Number lines as a thinking tool?

Do young children intuitively use number lines as a thinking tool? And I don’t mean rote counting…

I have been working with two teams of teachers who are investigating the use of number lines to help young children (ages 4-7) think about proportional reasoning, magnitude, and number relationships. One group of teachers is at a school in Toronto and one team spans two schools in Peterborough. Although the communities are quite different, some astounding similarities have emerged.

To begin, the teams conducted task-based interviews where the teachers asked students to try a math task and sat with the student to observe, and ask follow-up questions. Our goal was to uncover students’ early understandings of number but also to see if they could intuitively use the number line as a thinking tool. Here’s an example of a task in the interview set that comes from Saxe (2010):

Here is a number line. Where would you put the number 7? How do you know?

Interesting question! Intervals are missing, numbers are missing, there’s no beginning or end intervals…. Not a simple question! Six students from each class were interviewed by the teacher with the support of our researcher team; the interviews were videotaped and analyzed as a group. Amazingly VERY young children were thinking about spacing (partitions that would help find the location of 7), they were thinking about the relative location of 7 compared to 4 and 6, and they were using their counting numbers. There’s a lot going on here and we were amazed at how four year olds and slightly older students found the tasks engaging, but also worked with the number lines very very quickly, even though they had only been exposed to fixed number lines posted on the walls in the classroom to support counting. Our observations and findings led us to want to explore the number line further. And we have!

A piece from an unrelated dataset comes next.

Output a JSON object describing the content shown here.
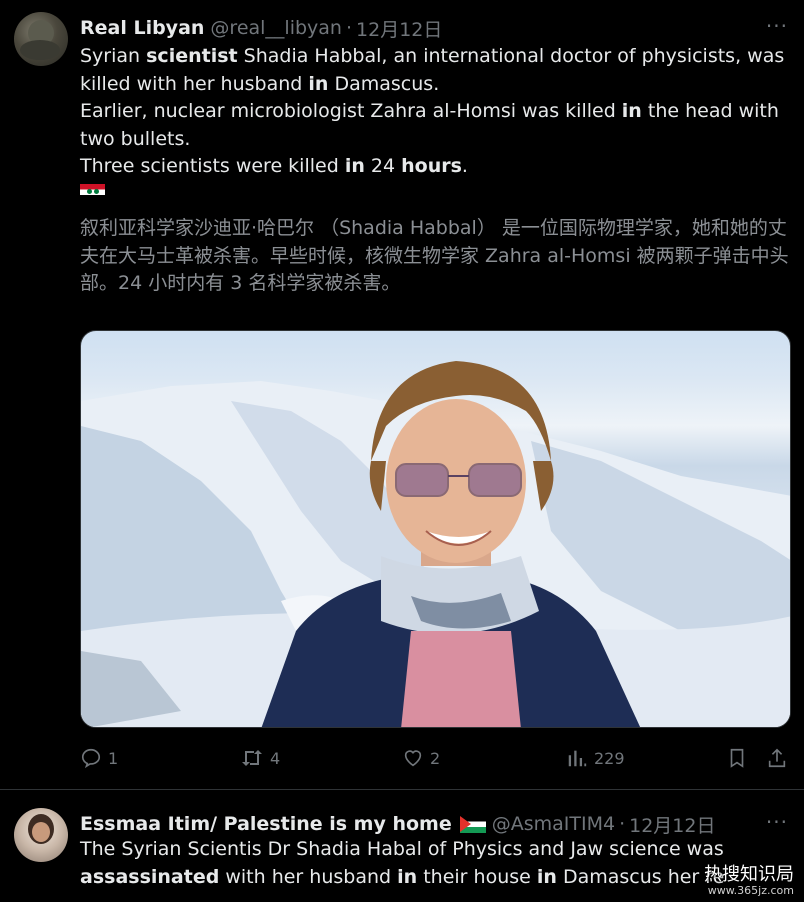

Recently, the two teacher teams held a public research lesson, where they invited guests in to observe students engaging with number lines as thinking tools to explore intervals and conceptions of “half way” (or middle). We have learned a ton from this work, and the observations of colleagues.

Here’s a summary of some of some of what we have learned about working with number lines. This was recorded by the research team but generated by teachers in the study.

These are just SOME of the things we are learning about number lines.
What an exciting process for digging into math learning with young children.

1 Comment
  1. Fabulous to see these observations and leanings about the number line!

    I’m wondering if the teachers in the project have specific recommendations about how the number line should be introduced in Kindergarten. Do they recommend any specific songs or books that would align with number line explorations for example? Perhaps some of their exploratory lessons been published. If so, I’d love to see them. I’m very curious about whole group vs small group tasks that they tried out.

    Thanks for the post and your research,
    Janice

Leave a Reply

TMERC YouTube Channel

Log on and subscribe to the TMERC YouTube Channel and stay up-to-date with the latest videos from the field!

Share this page!

From Patterns to Algebra

Dr. Cathy Bruce and Dr. Ruth Beatty bring you 22 lessons from patterning to algebra, available this spring through Nelson Education. Included is a DVD of videos and SmartBoard lessons created by Rich McPherson. 'Read More' for information about this amazing new resource for Grades 4 through 10, and how you can get your own copy.

Read More

Meet Catherine D. Bruce

Catherine BruceFind out more about Cathy,
an experienced speaker, researcher, educator, and key member of the TMERC team.
Trent University

Read More

Our Partnerships